Any particular new techniques that you tried out for your new album?
I treated the piano in a lot of new ways, so using a lot of tape recorders and/or tape emulation. I wanted the piano to be an extension of the ambient textures rather than sitting on top as a separate instrument all the time like it some previous albums and a more expected “modern classical” sort of way. I viewed it more as a synth, so I manipulated the sound in order to focus on texture quite a lot.
What does your live setup look like, and what do you bring with you when you travel for an extensive tour?
I haven’t done an extensive tour in about a decade, my last show was in Japan in December last year, as Goldmund. My live setup for Goldmund is really simple, I use Ableton and a little mixer which I have set to trigger or fade in textural elements which gives me the flexibility to change the arrangement (instead of a pre-recorded track with definable sections) so that if I want to improvise I can do so. I normally leave the shows loose in regard to planned out arrangements.

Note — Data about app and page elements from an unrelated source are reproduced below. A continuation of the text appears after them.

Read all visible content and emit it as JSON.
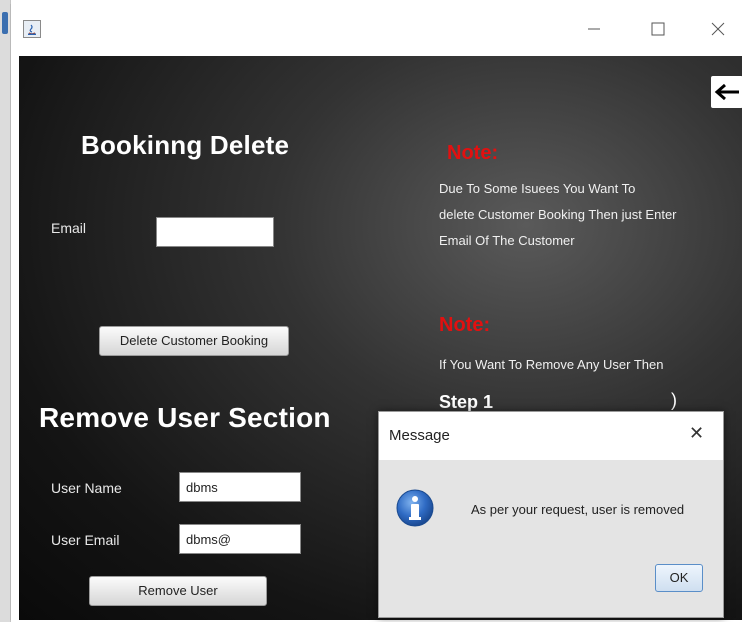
{
  "booking_section": {
    "title": "Bookinng Delete",
    "email_label": "Email",
    "email_value": "",
    "delete_button": "Delete Customer Booking"
  },
  "remove_section": {
    "title": "Remove User Section",
    "username_label": "User Name",
    "username_value": "dbms",
    "useremail_label": "User Email",
    "useremail_value": "dbms@",
    "remove_button": "Remove User"
  },
  "notes": {
    "note1_heading": "Note:",
    "note1_lines": [
      "Due To Some Isuees You Want To",
      "delete Customer Booking Then just Enter",
      "Email Of The Customer"
    ],
    "note2_heading": "Note:",
    "note2_line": "If You Want To Remove Any  User Then",
    "step": "Step 1"
  },
  "dialog": {
    "title": "Message",
    "message": "As per your request,  user is removed",
    "ok_label": "OK",
    "close_glyph": "✕"
  },
  "colors": {
    "note_red": "#e21010",
    "background_dark": "#141414",
    "info_blue": "#2f6bc4"
  },
  "icons": [
    "java-app-icon",
    "minimize-icon",
    "maximize-icon",
    "close-icon",
    "back-arrow-icon",
    "info-icon",
    "dialog-close-icon"
  ]
}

What is the most important environmental aspect of your current workspace and what would be a particular element that you would improve on?

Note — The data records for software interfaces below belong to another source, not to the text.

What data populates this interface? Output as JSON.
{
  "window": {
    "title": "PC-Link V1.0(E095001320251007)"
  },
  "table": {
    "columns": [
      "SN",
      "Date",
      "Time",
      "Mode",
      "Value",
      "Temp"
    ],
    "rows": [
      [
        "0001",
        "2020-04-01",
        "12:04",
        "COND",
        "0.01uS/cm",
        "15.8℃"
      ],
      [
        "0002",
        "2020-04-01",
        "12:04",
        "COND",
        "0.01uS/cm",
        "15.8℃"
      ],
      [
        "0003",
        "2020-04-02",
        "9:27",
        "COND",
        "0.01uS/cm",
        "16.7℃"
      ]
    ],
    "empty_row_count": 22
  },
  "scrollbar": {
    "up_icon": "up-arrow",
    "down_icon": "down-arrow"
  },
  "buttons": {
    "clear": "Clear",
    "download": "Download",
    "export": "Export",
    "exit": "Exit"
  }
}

I don’t like a lot of clutter around, I just want to walk into the studio and have it be very easy to get to the things I need. I want it to feel comfortable and inviting. My current space is a little smaller than my previous place, so I don’t have the ability to keep drums set up (I have them in a separate space in the house which is fine as I don’t end up recording a ton of acoustic drums), but it would be nice to have them in the room with me. I have a very nice view out of my window every day, which helps make me feel connected to the outside world when I’m stuck inside.
What can you tell us about your overall process of composition? How are the ideas born, where do they mature, and when do they finally see the light?
I try to be respectful of the ideas so I don’t second-guess them. My whole aim is to try and work as quickly as I can before my critical brain can catch up and force me to overanalyze which inevitably leads to stagnation and the disintegration of any kind of naive notions that made it interesting in the first place. I work without an end in sight, so I just keep writing material because I feel compelled to and eventually an album comes together.
After the piece is complete, how do you audition the results? What are your reactions to hearing your music in a different context, setting, or a sound system?
The car test is the ultimate test, if it sounds good in there, I’m a firm believer it’ll sound good anywhere. I also have a Sonos system in our main living space and that’s a good indicator of how something may sound on someone’s everyday system. I also like to hear it on a phone or laptop speakers as well.
Do you ever procrastinate? If so, what do you usually find yourself doing during those times?
I have kids so I don’t really have time to procrastinate! I do have to be mindful of splitting up my time between work and general life, which has certainly been a challenge during the pandemic, but that is inherent with anyone who works from home with a family, which now is the norm. With personal projects, I don’t really have a reason to procrastinate because I’m very passionate about making music and I consider myself fortunate to be able to do that so it propels me forward; with film scoring, I am always driven by deadlines, usually very tight, and to be offered the chance to do that for a living is something I don’t take for granted, so procrastination isn’t an option.
What gets you inspired?
Nature, family, and time. I don’t really sit and wait to be inspired or really believe in inspiration per se, if anything I feel inspired just sitting at the desk and that’s enough to get me started. I don’t ever feel bored, or stuck.
And finally, what are your thoughts on the state of “electronic music” today?
I think it’s generally fantastic. There are all sorts of new stuff going on all the time, I can’t keep up. Lots of interesting and inspiring producers, mixers out there. I’m seeing a general shift in women being brought more to the forefront, but I think that the general culture/attitude still needs to change pretty drastically in regard to inclusion and diversity of a wider range of groups represented.